We conducted interviews with ~75 dealers and carpenters - and used national household census data to build a model of the use of timber from the Eastern Arc. We have subsequently coupled this with the information from the interviews on how timber is distributed along road networks to build a flow model.
Results to date suggest that the value of timber harvested from the Eastern Arc runs at least over $10 M annually. Harvesting rates are higher in unprotected areas, but harvesting also occurs in those protected areas as enforcement is weak. Once at the roadside, timber is transported by truck as cut planks, hidden under crops and other goods. The main buyers are richer households in the larger cities, but also in smaller towns with rapid population growth.
Ahrends, A., Burgess, N.D., Milledge, S.A.H., Bulling, M.T., Fisher, B., Smart, J.C.R., Clarke, G.P., Mhoro B.E. and S.L. Lewis (2010) Predictable waves of sequential forest degradation and biodiversity loss spreading from an African city. Proceedings of the National Academy of Sciences USA, 107, 14556-14561.
Ahrends, Antje (2010) Do we know enough? The impacts of data biases, insufficient sampling and degradation on biodiversity estimates in Tanzanian forests – implications for conservation planning. Partly supported PhD thesis. University of York, UK.
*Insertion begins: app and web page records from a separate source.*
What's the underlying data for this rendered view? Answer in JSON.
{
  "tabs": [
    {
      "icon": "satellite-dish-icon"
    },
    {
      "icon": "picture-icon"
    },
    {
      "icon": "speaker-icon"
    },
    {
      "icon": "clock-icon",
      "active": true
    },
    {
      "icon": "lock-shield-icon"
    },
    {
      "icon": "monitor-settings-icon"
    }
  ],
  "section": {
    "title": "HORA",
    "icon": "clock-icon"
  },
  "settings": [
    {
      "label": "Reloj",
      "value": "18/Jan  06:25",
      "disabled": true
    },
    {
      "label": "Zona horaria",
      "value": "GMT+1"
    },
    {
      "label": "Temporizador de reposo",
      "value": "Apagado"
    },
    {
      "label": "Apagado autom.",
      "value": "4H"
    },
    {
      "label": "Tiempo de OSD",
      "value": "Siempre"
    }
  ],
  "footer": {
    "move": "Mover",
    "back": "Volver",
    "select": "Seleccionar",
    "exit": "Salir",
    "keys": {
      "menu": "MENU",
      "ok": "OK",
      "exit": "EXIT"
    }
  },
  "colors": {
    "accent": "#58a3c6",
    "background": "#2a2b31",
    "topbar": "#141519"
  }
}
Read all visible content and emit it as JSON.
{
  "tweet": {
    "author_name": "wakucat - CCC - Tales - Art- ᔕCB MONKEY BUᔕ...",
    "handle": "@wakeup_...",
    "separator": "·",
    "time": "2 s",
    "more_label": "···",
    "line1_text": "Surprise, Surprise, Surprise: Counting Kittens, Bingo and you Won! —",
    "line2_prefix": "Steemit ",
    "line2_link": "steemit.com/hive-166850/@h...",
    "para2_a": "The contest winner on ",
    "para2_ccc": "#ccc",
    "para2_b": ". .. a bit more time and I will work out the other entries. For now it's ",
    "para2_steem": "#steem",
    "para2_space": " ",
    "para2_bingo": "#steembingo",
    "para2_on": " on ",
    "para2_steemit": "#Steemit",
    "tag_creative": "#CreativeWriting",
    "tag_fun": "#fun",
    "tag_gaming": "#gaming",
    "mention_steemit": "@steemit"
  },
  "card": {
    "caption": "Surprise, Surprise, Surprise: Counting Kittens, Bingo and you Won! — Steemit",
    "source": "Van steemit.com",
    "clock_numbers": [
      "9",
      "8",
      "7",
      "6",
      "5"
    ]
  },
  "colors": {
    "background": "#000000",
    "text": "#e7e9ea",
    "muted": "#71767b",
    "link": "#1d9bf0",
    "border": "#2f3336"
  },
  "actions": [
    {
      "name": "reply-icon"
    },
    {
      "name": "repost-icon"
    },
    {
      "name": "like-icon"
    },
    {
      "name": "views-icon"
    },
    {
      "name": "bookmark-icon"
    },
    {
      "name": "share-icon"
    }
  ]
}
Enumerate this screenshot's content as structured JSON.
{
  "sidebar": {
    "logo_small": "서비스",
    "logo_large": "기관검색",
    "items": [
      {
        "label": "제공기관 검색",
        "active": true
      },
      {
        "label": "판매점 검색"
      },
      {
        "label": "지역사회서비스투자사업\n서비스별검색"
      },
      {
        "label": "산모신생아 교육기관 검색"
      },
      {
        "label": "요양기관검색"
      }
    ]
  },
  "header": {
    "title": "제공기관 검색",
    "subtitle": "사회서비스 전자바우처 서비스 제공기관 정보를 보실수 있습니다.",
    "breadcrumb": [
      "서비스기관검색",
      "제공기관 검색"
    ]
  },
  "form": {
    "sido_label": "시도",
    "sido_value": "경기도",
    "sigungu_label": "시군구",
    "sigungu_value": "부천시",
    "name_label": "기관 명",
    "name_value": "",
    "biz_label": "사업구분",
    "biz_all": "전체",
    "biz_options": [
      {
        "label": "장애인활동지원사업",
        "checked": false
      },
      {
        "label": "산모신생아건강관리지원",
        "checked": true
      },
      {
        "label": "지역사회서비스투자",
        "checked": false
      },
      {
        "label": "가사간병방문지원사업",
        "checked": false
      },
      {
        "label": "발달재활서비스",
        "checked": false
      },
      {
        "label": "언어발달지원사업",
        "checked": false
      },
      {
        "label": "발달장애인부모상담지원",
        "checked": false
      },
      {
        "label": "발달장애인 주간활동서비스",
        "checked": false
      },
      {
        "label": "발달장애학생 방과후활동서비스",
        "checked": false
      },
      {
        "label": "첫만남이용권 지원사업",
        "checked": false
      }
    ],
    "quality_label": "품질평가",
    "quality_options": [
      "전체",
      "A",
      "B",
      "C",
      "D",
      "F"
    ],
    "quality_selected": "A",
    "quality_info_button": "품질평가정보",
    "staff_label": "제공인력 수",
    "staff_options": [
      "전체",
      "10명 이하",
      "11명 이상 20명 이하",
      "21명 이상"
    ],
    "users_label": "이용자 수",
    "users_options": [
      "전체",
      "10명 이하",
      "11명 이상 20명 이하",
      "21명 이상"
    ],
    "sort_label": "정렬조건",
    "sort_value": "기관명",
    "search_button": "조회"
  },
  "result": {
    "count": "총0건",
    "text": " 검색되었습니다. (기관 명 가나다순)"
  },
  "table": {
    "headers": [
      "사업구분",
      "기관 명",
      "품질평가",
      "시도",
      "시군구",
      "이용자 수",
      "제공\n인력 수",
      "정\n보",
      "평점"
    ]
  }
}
Makero, Joseph (2009) Timber in the Eastern Arc Mountains. Masters thesis, Sokoine University of Agriculture, Morogoro, Tanzania.